>>>
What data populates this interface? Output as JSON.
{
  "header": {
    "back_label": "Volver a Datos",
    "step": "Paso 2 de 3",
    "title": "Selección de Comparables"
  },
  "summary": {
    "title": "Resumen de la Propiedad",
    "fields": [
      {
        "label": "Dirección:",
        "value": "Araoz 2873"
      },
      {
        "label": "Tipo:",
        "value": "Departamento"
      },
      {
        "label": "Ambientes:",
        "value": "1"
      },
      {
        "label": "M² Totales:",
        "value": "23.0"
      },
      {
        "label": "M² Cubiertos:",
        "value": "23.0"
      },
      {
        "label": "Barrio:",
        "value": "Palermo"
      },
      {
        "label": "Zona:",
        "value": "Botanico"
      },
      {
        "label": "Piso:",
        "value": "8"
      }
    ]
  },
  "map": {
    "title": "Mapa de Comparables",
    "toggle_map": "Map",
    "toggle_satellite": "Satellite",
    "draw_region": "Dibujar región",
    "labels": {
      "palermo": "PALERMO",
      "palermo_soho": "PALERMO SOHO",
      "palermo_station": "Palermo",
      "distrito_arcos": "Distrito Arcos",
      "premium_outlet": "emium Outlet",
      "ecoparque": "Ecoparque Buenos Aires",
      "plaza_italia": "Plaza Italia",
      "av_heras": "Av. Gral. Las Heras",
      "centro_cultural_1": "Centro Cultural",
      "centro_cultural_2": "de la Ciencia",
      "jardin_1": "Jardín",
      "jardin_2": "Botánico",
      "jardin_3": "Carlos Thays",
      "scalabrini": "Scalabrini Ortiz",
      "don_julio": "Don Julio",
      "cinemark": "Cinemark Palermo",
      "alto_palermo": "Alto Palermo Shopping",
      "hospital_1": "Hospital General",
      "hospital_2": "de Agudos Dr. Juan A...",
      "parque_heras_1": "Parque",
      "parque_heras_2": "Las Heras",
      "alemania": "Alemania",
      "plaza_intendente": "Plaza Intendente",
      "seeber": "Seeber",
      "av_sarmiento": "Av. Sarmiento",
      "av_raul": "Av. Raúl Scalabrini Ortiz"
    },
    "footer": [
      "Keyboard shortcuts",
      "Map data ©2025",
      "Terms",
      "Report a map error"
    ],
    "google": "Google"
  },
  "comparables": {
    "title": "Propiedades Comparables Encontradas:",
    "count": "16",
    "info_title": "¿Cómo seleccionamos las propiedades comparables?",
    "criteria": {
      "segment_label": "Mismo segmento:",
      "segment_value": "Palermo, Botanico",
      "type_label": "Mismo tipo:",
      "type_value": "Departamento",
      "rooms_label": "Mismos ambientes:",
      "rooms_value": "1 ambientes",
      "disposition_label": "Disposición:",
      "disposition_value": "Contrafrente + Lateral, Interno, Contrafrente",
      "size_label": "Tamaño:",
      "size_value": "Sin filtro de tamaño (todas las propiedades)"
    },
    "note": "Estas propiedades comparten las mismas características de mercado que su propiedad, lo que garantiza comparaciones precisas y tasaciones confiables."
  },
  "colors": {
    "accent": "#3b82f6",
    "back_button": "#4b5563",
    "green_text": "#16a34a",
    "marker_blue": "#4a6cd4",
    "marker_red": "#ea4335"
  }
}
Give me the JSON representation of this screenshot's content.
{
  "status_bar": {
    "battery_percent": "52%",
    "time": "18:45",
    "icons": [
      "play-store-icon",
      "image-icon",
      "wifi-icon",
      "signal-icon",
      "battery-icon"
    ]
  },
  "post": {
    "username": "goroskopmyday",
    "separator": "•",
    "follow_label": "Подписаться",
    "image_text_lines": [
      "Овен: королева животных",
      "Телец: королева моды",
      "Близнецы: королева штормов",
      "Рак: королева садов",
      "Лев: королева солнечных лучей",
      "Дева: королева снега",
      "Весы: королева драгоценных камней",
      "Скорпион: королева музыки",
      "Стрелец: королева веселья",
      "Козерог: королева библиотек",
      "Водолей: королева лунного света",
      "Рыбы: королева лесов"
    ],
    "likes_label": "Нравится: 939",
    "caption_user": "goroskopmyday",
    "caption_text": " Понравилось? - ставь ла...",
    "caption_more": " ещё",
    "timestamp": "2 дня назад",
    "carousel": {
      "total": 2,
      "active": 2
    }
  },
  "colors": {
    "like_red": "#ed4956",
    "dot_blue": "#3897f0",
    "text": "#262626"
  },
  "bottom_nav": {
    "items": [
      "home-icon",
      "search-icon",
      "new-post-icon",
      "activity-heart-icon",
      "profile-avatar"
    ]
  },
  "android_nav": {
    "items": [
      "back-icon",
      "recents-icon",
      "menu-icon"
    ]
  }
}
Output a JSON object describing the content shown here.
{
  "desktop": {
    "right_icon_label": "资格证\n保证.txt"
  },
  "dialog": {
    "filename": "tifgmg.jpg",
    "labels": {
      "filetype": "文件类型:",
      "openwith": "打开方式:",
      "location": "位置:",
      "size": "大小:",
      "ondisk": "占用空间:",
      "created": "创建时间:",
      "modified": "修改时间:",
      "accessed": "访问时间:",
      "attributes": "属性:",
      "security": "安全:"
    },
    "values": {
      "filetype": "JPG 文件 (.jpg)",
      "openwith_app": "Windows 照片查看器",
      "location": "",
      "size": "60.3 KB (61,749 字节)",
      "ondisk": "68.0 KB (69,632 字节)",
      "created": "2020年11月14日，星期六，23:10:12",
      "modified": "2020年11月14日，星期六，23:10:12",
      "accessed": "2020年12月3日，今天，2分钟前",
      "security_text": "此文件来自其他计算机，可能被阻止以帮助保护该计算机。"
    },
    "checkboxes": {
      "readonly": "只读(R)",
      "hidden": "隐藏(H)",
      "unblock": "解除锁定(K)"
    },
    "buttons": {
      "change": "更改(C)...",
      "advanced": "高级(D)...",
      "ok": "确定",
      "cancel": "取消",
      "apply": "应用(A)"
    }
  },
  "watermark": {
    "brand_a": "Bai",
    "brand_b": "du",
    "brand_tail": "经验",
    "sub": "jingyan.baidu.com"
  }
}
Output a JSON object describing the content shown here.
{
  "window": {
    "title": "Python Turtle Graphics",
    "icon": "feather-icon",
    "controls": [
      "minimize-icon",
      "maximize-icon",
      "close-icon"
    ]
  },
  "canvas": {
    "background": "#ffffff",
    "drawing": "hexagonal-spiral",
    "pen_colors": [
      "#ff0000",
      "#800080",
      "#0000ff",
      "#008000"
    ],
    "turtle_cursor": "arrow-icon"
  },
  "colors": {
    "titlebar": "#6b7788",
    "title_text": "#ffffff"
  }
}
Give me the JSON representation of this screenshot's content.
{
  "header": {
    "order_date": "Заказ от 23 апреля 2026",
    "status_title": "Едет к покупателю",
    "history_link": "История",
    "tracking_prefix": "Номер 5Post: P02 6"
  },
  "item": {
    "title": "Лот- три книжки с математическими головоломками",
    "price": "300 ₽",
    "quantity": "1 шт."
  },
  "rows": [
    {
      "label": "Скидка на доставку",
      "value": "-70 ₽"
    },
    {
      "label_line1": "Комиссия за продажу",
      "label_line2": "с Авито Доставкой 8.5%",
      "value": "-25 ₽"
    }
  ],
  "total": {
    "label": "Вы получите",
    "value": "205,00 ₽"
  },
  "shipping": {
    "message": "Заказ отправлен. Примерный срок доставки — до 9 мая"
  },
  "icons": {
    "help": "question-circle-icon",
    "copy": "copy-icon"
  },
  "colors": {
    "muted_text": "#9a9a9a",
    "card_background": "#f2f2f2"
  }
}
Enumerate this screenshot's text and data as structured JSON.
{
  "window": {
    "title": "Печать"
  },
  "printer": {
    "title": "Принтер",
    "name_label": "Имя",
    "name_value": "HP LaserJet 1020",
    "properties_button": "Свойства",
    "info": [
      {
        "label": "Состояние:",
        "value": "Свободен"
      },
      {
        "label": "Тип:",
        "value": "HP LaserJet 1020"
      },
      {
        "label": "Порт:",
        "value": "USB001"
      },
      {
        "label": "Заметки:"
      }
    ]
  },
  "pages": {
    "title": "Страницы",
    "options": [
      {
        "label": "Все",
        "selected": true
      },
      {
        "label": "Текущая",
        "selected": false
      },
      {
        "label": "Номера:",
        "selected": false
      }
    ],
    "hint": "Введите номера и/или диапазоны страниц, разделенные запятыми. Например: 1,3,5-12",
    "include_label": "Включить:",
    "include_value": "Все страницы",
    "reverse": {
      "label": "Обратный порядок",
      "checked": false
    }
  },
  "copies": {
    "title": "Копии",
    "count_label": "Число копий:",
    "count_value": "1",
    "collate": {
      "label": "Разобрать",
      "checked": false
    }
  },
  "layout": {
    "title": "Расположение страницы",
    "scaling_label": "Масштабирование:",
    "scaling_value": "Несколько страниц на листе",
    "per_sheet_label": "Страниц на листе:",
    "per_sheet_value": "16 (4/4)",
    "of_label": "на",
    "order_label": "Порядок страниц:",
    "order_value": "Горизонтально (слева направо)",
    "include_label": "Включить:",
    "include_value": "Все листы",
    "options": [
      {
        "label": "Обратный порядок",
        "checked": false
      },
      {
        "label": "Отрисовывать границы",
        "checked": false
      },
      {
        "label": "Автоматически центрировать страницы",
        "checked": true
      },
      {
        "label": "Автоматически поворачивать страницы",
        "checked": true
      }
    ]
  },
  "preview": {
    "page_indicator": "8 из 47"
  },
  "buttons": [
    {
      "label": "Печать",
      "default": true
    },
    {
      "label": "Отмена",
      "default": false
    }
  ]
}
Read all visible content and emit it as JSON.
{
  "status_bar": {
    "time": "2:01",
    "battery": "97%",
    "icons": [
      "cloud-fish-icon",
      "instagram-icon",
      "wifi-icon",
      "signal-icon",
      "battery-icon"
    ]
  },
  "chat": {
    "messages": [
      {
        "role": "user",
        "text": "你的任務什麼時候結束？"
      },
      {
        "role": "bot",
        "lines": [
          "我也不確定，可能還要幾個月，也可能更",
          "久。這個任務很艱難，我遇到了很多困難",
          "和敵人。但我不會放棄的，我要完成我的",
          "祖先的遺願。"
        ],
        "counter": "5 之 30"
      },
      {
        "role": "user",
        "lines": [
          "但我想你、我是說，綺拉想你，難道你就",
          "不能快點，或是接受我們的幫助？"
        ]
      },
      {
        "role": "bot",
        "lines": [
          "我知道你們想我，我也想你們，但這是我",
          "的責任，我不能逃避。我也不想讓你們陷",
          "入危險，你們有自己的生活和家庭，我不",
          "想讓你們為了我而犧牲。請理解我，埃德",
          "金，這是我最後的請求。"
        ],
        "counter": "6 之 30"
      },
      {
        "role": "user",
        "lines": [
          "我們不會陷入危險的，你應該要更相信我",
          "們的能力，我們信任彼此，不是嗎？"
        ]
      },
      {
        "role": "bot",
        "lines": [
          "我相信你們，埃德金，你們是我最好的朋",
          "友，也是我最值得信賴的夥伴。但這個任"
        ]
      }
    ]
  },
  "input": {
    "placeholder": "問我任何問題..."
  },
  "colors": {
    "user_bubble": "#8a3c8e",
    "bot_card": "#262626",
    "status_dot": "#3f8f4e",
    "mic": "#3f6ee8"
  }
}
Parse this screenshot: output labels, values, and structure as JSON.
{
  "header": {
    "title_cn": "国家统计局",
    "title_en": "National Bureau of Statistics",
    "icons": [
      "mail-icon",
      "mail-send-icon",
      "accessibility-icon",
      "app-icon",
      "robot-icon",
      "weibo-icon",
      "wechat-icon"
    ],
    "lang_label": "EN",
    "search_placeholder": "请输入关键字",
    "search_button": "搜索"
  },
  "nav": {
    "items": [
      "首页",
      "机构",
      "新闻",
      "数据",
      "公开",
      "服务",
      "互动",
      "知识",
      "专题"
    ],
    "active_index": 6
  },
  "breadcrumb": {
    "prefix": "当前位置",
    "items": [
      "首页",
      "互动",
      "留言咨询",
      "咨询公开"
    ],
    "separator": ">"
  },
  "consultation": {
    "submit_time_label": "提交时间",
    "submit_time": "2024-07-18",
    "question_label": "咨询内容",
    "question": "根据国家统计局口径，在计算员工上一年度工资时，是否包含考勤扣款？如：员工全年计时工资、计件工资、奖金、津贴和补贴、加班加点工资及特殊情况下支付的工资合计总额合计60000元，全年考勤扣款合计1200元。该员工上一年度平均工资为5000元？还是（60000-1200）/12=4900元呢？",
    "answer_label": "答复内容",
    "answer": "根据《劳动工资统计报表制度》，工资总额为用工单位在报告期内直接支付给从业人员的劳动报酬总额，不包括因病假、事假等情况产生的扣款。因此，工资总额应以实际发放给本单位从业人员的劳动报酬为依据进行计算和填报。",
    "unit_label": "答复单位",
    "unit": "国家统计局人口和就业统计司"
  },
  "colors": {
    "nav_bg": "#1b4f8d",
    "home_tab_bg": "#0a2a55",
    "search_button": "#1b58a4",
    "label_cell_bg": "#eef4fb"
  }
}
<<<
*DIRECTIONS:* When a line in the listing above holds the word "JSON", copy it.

*SOLUTION:*
What data populates this interface? Output as JSON.
Give me the JSON representation of this screenshot's content.
Output a JSON object describing the content shown here.
Output a JSON object describing the content shown here.
Give me the JSON representation of this screenshot's content.
Enumerate this screenshot's text and data as structured JSON.
Read all visible content and emit it as JSON.
Parse this screenshot: output labels, values, and structure as JSON.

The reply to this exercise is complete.